This is made possible by the Zozo Tabs and Zozo Accordions jQuery plugins (there is another tricky issue since those are licensed plugins, and should only be used if you licensed them yourself) (to be figured out).
At the part where we want people to edit/contribute is a stub of HTML, with the idea that anyone interested in adding would do so in GitHub:
This is where the Zozo plugin came in handy. I originally thought this would be a mega single HTML file, full of comments to show where to edit. But I discovered by randomly reading the documentation, that the contents of an accordion could be loaded via ajax. This means I am breaking it up into tiny, potentially editable pieces.
And I figured out a way to dynamically construct the link to edit the source in GitHub. The content for Module 2, Performance Objective 2.3, Enabling Objective 2.3.3 or “Give examples of digital commons” has some code at the bottom to identify it:
<!-- set the module, objective and items -->
module = '2';
objective = '2.3';
objective_item = '2.3.3';
// call function to display correct item number and build link to GitHub edit
setSectionNumbers( module, objective, objective_item);
A more clever programmer might have parsed it from just the
objective_item value, or better, the file name

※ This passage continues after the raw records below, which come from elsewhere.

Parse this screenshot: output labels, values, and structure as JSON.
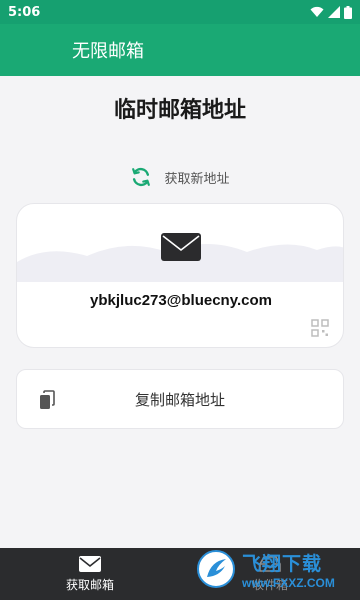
{
  "status_bar": {
    "time": "5:06",
    "icons": [
      "wifi-icon",
      "signal-icon",
      "battery-icon"
    ]
  },
  "app_bar": {
    "title": "无限邮箱"
  },
  "page": {
    "title": "临时邮箱地址",
    "refresh_label": "获取新地址",
    "email": "ybkjluc273@bluecny.com",
    "copy_label": "复制邮箱地址"
  },
  "bottom_nav": {
    "items": [
      {
        "label": "获取邮箱",
        "icon": "mail-icon",
        "active": true
      },
      {
        "label": "收件箱",
        "icon": "inbox-icon",
        "active": false
      }
    ]
  },
  "watermark": {
    "brand": "飞翔下载",
    "url": "www.FXXZ.COM"
  },
  "colors": {
    "primary": "#1aa974",
    "status_bar": "#16a070",
    "bottom_nav_bg": "#2b2c2e",
    "page_bg": "#f4f4f6",
    "watermark": "#2a8fd8"
  }
}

2.3.3.html. But this is not quite the clever coding stage (like I have ever been there).
But I have a library function
setSectionNumbers() that when the content loads, it fills in with jQuery some page elemnts, like the edit link:
So my first effort linked each small part we wanted input on to go to a link that opened the content in GitHub:

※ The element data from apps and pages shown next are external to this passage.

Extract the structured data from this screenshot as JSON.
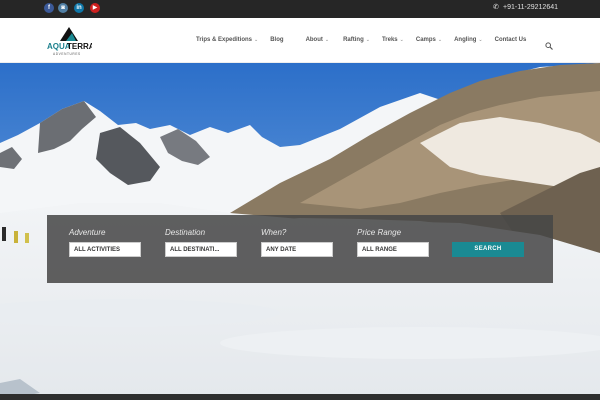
{
  "topbar": {
    "social": [
      {
        "name": "facebook-icon",
        "glyph": "f",
        "color": "#3b5998"
      },
      {
        "name": "instagram-icon",
        "glyph": "◙",
        "color": "#517fa4"
      },
      {
        "name": "linkedin-icon",
        "glyph": "in",
        "color": "#0e76a8"
      },
      {
        "name": "youtube-icon",
        "glyph": "▶",
        "color": "#cd201f"
      }
    ],
    "phone": "+91-11-29212641"
  },
  "header": {
    "logo_text_aqua": "AQUA",
    "logo_text_terra": "TERRA",
    "logo_sub": "ADVENTURES",
    "nav": [
      {
        "label": "Trips & Expeditions",
        "dropdown": true
      },
      {
        "label": "Blog",
        "dropdown": false
      },
      {
        "label": "About",
        "dropdown": true
      },
      {
        "label": "Rafting",
        "dropdown": true
      },
      {
        "label": "Treks",
        "dropdown": true
      },
      {
        "label": "Camps",
        "dropdown": true
      },
      {
        "label": "Angling",
        "dropdown": true
      },
      {
        "label": "Contact Us",
        "dropdown": false
      }
    ]
  },
  "search_panel": {
    "fields": [
      {
        "label": "Adventure",
        "value": "ALL ACTIVITIES"
      },
      {
        "label": "Destination",
        "value": "ALL DESTINATI..."
      },
      {
        "label": "When?",
        "value": "ANY DATE"
      },
      {
        "label": "Price Range",
        "value": "ALL RANGE"
      }
    ],
    "button_label": "SEARCH"
  },
  "colors": {
    "accent": "#1a8a93",
    "topbar_bg": "#262626",
    "panel_bg": "#464646"
  }
}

But there we have some barriers. First is you need a GitHub account. That’s easy to deal with. But next, if you click the edit, you are prompted to fork the site, make edits, and submit a pull request. My thought was then, for people who might do more than a few edits, I add them as a collaborator to the project, then they can just edit, and their changes go into the project.
Yet still, there is the hurdle of editing HTML.

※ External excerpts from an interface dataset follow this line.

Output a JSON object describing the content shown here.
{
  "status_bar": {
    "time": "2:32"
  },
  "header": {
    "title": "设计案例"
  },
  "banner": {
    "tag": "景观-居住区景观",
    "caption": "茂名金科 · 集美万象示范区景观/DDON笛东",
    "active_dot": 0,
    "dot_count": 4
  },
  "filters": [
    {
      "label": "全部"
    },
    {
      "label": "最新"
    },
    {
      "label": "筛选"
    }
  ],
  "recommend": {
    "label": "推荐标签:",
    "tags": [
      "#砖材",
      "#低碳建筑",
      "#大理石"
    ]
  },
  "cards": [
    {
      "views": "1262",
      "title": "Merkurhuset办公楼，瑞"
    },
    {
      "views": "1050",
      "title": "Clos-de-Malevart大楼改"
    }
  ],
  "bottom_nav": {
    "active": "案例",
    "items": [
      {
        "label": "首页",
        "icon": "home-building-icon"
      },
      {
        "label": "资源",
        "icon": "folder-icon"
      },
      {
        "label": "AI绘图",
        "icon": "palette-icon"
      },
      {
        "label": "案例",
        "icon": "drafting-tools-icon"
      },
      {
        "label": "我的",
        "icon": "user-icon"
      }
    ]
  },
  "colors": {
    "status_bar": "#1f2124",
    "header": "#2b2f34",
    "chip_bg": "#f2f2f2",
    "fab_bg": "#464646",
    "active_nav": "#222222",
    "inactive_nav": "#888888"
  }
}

So then I back pedaled. We just want people to be able to submit ideas, and resources, not necessarily edit HTML. So I changed the link, so rather than going to edit the content, it loads the Github issues editor. A little more jQuery poking around made it so I could load the objective number and it’s title automatically as the topic.
But them even more goodness- I can create a GitHub Issues Template so there is some structure to what we ask people to write:
And I could add to the interface a link to some guidelines (it’s a draft for now, but will be improved).
So now, all someone has to do is type in a box, no more difficult than writing a blog comment. And on the GitHub project site, I can respond to the suggestion with a comment, I can assign it to someone to edit, I can categorize it, etc:
And because some people will still be okay with Githubbing, I left the link to the source edit in the site (the grayer gear icon on the right).
At this point, I am not sure I have made collecting input more complex than it needs be. I could have done a web form. Or just an open Google Doc (which always end up messy). Part of this is for me to dig in more to the GitHub environment, publishing, but more so, to speculate if I can make use of its affordances without forcing people to figure out forks, branches, repos and such.
It’s an experiment. I might just have to call in some goats.
Top / Featured Image: Screenshot of a google image search (filtered for licensed for reuse) on the broad word “get”. Strangely enough, many of the results feature goats. Is this a language thing? Anyhow, the lead on this result fit well
Gratis foto: Get, Getter, Kid, Söt - Gra....
The large goat image itself is licensed public domain from Pixabay. And it’s cute.
The post "Getting, Gitting, or Goating with GitHub" was originally pulled like taffy through a needle's eye at CogDogBlog (https://cogdogblog.com/2016/04/getting-gitting-or-goating/) on April 18, 2016.